● Prompt
When the string "Nikki" is part of a line in the data below, report the whole line.

◆ ◆ ◆ ◆ ◆ ◆ ◆

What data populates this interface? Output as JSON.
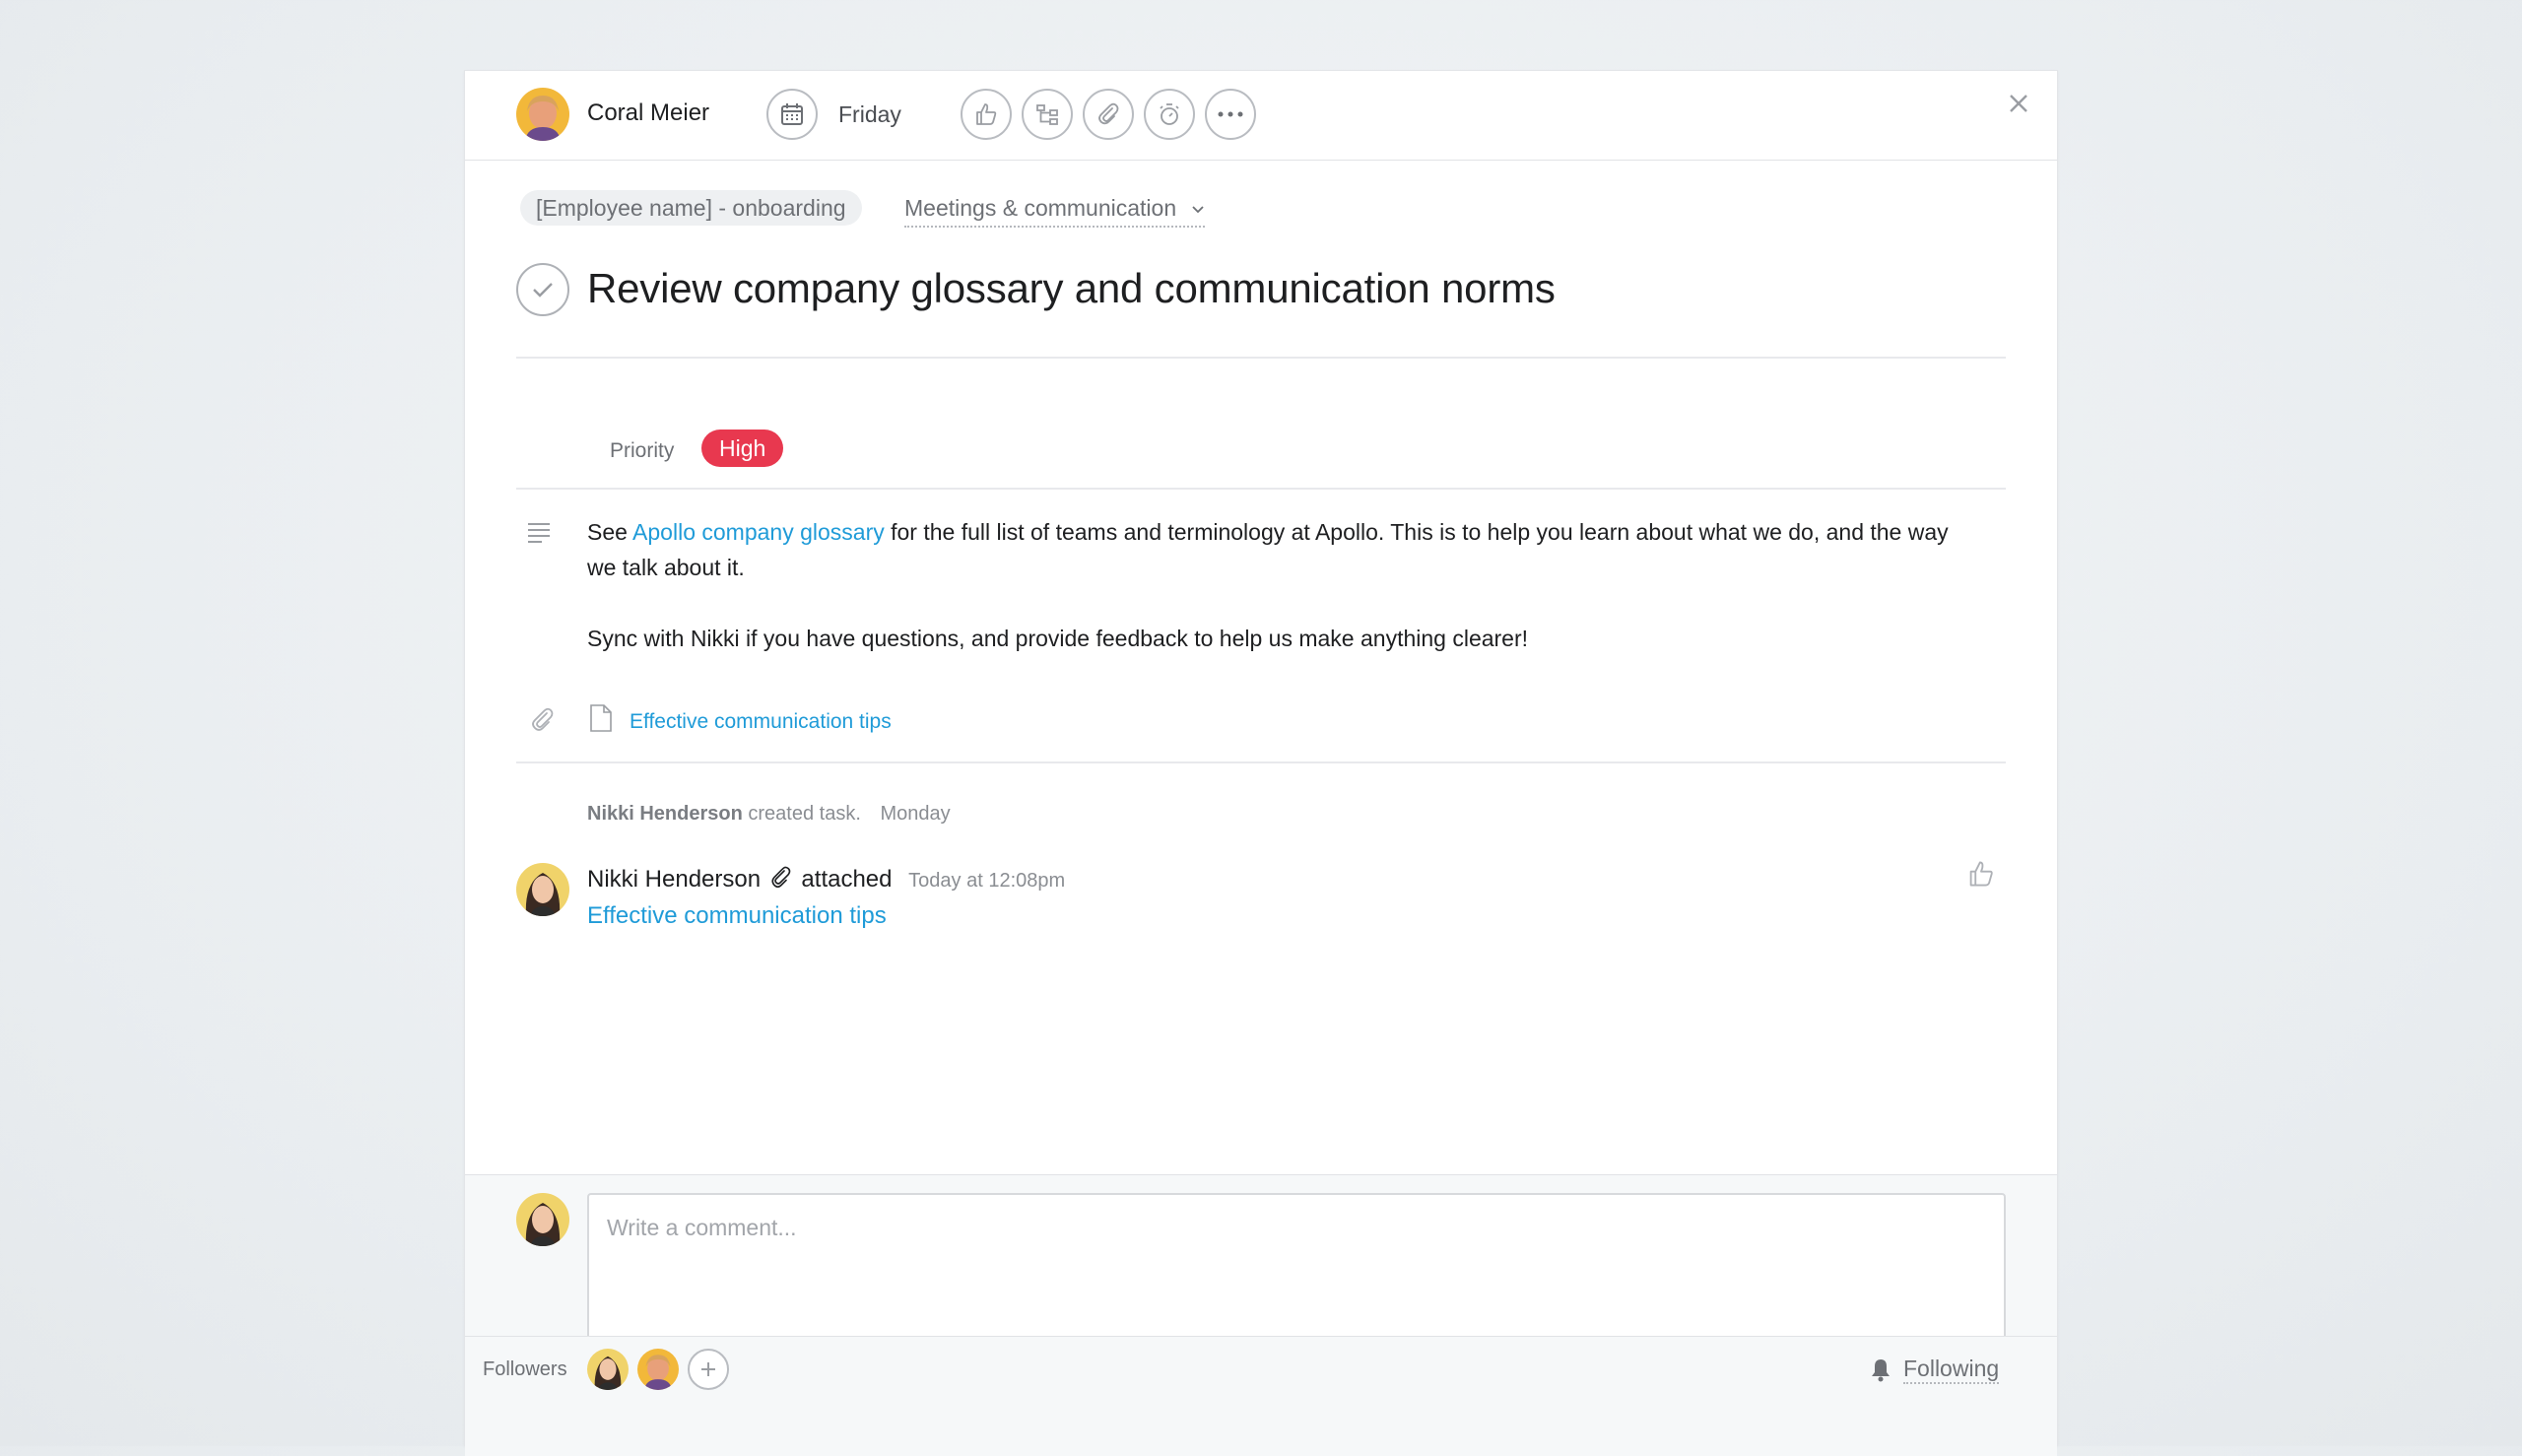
{
  "header": {
    "assignee": "Coral Meier",
    "due_date": "Friday"
  },
  "breadcrumb": {
    "project": "[Employee name] - onboarding",
    "section": "Meetings & communication"
  },
  "task": {
    "title": "Review company glossary and communication norms"
  },
  "fields": {
    "priority_label": "Priority",
    "priority_value": "High",
    "priority_color": "#e8384f"
  },
  "description": {
    "p1_before": "See ",
    "p1_link": "Apollo company glossary",
    "p1_after": " for the full list of teams and terminology at Apollo. This is to help you learn about what we do, and the way we talk about it.",
    "p2": "Sync with Nikki if you have questions, and provide feedback to help us make anything clearer!"
  },
  "attachment": {
    "name": "Effective communication tips"
  },
  "activity": {
    "creator": "Nikki Henderson",
    "created_text": "created task.",
    "created_when": "Monday",
    "comment_author": "Nikki Henderson",
    "comment_action": "attached",
    "comment_time": "Today at 12:08pm",
    "comment_link": "Effective communication tips"
  },
  "composer": {
    "placeholder": "Write a comment..."
  },
  "followers": {
    "label": "Followers",
    "following_label": "Following"
  },
  "colors": {
    "accent_link": "#1f9bd8",
    "priority_high": "#e8384f"
  }
}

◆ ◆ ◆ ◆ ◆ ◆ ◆

● Response below
    "p2": "Sync with Nikki if you have questions, and provide feedback to help us make anything clearer!"
    "creator": "Nikki Henderson",
    "comment_author": "Nikki Henderson",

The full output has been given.